G. K. Chesterton wrote: “The Christian ideal has not been tried and found wanting. It has been found difficult and left untried” (What’s Wrong with the World). The great theological divide stems from our felt need to argue and debate the use of terms. Words are cheap, creating a meaningless void. I was reminded of a few lines written by William Shakespeare.
“Life’s but a walking shadow, a poor player That struts and frets his hour upon the stage And then is heard no more: it is a tale Told by an idiot, full of sound and fury, Signifying nothing.” (Macbeth, Act 5, Scene 5)

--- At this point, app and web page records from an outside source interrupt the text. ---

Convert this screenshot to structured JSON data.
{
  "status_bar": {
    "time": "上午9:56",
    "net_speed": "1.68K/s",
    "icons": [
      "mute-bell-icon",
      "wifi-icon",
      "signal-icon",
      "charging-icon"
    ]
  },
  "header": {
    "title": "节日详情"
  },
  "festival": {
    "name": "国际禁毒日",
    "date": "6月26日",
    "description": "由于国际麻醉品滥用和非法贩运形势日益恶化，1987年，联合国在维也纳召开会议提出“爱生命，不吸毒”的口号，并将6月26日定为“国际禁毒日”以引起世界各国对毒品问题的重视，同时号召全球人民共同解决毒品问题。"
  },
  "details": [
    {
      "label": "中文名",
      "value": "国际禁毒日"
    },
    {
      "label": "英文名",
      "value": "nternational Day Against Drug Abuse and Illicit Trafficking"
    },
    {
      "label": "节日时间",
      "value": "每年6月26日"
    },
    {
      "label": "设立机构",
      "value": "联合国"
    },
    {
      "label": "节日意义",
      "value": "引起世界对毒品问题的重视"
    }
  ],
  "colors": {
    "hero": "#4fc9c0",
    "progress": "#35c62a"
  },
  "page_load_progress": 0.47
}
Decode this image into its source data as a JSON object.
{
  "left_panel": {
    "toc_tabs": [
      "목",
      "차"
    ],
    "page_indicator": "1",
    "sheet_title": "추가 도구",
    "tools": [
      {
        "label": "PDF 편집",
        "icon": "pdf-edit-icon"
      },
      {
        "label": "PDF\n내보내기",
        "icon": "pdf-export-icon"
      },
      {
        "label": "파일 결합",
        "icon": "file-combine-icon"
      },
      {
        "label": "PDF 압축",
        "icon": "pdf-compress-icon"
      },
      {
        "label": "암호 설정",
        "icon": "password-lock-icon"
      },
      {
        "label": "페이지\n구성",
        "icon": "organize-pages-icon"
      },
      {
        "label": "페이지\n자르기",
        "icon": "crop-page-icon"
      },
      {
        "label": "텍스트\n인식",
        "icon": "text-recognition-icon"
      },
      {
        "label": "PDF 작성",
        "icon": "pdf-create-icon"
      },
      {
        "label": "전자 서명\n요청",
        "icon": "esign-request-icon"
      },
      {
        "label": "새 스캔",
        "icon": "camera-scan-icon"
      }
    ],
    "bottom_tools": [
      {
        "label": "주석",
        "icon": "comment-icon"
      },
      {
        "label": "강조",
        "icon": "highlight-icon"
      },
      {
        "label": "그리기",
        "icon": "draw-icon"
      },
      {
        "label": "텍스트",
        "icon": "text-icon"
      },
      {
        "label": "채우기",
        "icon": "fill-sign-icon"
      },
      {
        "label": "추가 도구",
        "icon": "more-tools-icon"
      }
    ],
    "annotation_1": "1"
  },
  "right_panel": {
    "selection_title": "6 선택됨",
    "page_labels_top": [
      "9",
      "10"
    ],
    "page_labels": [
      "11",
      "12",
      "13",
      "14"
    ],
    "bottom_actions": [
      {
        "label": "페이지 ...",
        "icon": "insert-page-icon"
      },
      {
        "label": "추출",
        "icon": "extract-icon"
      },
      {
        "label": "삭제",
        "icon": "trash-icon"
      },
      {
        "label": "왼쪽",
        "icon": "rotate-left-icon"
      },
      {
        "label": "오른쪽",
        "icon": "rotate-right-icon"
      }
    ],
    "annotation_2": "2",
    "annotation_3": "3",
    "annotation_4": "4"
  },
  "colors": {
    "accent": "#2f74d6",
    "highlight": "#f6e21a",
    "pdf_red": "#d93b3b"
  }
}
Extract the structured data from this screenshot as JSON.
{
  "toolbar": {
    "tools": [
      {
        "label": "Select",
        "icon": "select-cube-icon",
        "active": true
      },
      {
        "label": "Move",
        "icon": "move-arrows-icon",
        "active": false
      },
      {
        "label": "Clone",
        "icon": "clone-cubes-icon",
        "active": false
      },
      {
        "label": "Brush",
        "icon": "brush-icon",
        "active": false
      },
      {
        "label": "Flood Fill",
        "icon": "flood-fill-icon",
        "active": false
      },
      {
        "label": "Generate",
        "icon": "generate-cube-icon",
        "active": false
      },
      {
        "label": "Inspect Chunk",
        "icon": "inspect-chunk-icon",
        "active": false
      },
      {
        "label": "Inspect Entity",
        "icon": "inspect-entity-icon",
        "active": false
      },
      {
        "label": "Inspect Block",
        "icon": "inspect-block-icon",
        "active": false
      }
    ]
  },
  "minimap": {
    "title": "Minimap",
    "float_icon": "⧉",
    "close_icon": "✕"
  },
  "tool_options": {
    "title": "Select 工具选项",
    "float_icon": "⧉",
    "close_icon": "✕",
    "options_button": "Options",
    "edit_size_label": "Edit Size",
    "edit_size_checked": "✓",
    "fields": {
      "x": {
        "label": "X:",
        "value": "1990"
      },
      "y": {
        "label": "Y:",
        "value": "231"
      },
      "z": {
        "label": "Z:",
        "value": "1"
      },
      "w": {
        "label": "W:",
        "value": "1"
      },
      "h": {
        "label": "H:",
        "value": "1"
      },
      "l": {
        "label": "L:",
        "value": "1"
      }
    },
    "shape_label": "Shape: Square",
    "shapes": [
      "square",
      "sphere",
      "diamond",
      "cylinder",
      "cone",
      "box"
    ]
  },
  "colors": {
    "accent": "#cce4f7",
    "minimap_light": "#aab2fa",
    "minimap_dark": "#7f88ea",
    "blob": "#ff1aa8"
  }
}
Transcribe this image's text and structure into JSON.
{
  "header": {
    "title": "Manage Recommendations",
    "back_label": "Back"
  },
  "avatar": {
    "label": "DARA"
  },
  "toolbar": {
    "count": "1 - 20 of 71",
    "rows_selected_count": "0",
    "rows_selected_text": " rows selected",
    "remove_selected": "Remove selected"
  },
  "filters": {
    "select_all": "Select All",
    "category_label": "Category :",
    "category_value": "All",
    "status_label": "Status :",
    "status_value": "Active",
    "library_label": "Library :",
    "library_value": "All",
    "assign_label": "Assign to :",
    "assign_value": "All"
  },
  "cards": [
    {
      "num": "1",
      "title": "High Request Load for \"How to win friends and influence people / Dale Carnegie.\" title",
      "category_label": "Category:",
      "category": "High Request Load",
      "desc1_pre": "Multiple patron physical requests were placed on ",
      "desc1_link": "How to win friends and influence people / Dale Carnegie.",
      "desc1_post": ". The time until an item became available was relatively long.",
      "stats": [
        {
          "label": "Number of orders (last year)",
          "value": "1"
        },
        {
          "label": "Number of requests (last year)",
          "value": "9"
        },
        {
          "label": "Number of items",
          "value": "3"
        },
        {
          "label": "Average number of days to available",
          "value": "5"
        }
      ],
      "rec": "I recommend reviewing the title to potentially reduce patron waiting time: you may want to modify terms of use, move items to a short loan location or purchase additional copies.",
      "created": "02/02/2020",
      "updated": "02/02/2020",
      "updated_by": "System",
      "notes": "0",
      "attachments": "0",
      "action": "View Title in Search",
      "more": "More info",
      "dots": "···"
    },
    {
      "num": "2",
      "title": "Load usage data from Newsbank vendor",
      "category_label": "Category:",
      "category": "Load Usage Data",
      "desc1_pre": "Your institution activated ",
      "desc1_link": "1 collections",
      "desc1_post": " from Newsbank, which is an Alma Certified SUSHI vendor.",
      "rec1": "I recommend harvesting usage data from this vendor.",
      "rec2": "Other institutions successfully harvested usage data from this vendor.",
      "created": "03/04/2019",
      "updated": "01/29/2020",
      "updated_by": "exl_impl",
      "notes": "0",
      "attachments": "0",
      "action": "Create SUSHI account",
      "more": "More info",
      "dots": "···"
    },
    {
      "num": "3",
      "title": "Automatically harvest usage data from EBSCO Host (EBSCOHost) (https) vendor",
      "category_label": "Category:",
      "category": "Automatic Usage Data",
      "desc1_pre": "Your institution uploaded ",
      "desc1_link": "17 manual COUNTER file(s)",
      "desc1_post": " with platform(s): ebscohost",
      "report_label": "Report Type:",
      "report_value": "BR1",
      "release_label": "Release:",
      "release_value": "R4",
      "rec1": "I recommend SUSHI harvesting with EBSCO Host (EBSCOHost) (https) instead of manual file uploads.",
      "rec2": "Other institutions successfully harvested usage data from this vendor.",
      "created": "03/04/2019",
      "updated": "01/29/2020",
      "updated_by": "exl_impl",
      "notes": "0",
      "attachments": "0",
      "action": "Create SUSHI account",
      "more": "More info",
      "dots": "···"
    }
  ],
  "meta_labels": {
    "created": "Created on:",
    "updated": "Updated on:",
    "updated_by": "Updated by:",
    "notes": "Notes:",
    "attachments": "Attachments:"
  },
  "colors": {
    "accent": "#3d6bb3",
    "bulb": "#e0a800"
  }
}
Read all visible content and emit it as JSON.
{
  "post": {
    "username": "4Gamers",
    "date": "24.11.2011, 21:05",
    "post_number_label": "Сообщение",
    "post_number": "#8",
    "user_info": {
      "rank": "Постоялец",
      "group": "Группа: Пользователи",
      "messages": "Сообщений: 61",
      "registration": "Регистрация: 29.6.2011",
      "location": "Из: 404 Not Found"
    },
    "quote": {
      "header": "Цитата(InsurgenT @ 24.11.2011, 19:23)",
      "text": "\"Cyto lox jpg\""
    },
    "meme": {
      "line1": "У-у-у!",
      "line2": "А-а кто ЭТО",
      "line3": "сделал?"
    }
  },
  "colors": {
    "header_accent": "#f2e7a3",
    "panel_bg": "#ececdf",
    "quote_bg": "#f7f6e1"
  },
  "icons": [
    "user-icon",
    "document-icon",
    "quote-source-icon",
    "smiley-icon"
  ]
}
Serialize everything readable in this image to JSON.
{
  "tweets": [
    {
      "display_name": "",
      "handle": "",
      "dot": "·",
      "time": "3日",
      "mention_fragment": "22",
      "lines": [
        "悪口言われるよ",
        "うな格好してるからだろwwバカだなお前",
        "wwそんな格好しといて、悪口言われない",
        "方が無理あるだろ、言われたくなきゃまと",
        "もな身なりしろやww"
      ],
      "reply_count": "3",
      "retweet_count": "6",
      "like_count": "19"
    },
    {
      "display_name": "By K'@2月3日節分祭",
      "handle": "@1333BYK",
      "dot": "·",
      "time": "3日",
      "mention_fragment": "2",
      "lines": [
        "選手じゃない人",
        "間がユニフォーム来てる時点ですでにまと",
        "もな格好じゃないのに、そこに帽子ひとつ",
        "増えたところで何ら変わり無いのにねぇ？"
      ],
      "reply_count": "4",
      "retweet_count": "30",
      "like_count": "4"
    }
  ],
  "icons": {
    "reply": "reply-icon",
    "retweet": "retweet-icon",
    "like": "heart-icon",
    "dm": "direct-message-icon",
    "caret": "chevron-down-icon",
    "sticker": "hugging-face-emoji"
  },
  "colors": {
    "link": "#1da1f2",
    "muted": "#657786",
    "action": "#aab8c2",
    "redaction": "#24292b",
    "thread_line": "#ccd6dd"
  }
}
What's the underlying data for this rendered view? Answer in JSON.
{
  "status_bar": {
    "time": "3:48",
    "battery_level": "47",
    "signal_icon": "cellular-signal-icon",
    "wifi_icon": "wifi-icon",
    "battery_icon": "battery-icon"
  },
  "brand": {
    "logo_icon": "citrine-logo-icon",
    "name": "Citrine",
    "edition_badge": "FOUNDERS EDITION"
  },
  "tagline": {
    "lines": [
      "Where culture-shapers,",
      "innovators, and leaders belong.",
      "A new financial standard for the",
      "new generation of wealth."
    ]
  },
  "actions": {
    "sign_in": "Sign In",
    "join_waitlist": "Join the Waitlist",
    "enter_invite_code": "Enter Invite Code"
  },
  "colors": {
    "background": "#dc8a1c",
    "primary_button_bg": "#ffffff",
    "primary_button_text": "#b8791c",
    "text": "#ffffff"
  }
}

The Christian vocation is a lived experience, springing from a life-changing encounter with the Living Word. When Nathanael asked if anything good could come from Nazareth, Philip simply invited him to come and see (CF, Jn. 1:46). I find Philip’s response quite interesting. He does not bluster with meaningless sound and fury. He simply invites Nathanael to join him on the journey to Jesus and learn for himself. I guess that Nathaniel could make the words of the prophet Zechariah his own. “Let me go with you, for I have heard that God is with you” (CF. Zech. 8:23).
What makes Christianity so challenging is that it does not give us a package of ready-made answers. Rather, it invites us to become engaged in a life-transforming relationship. Because we are invited to make the journey without a map and GPS coordinates we have to walk by faith. Recall the answer the first disciples got when they asked Jesus where he was staying. “Come and see” (Jn. 1:39). Saint John tells us that they abandoned their previous plans, accepted his challenge, and spent the rest of the day with him. That journey made all the difference. The disciples’ response is similar to that of Jesus’s ancestor, Ruth to her mother-in-law Naomi. “Wherever you go I will go, and where you stay I will stay. Your people will be my people and your God will be my God” (Ruth 1:16) . They looked for an answer and encountered the mystery of God’s infinite mercy, and that encounter made all the difference. When we respond to the invitation of love, then Christianity will have been tried and not found wanting. People will want to walk arm-in-arm with us as we journey to our Father’s house.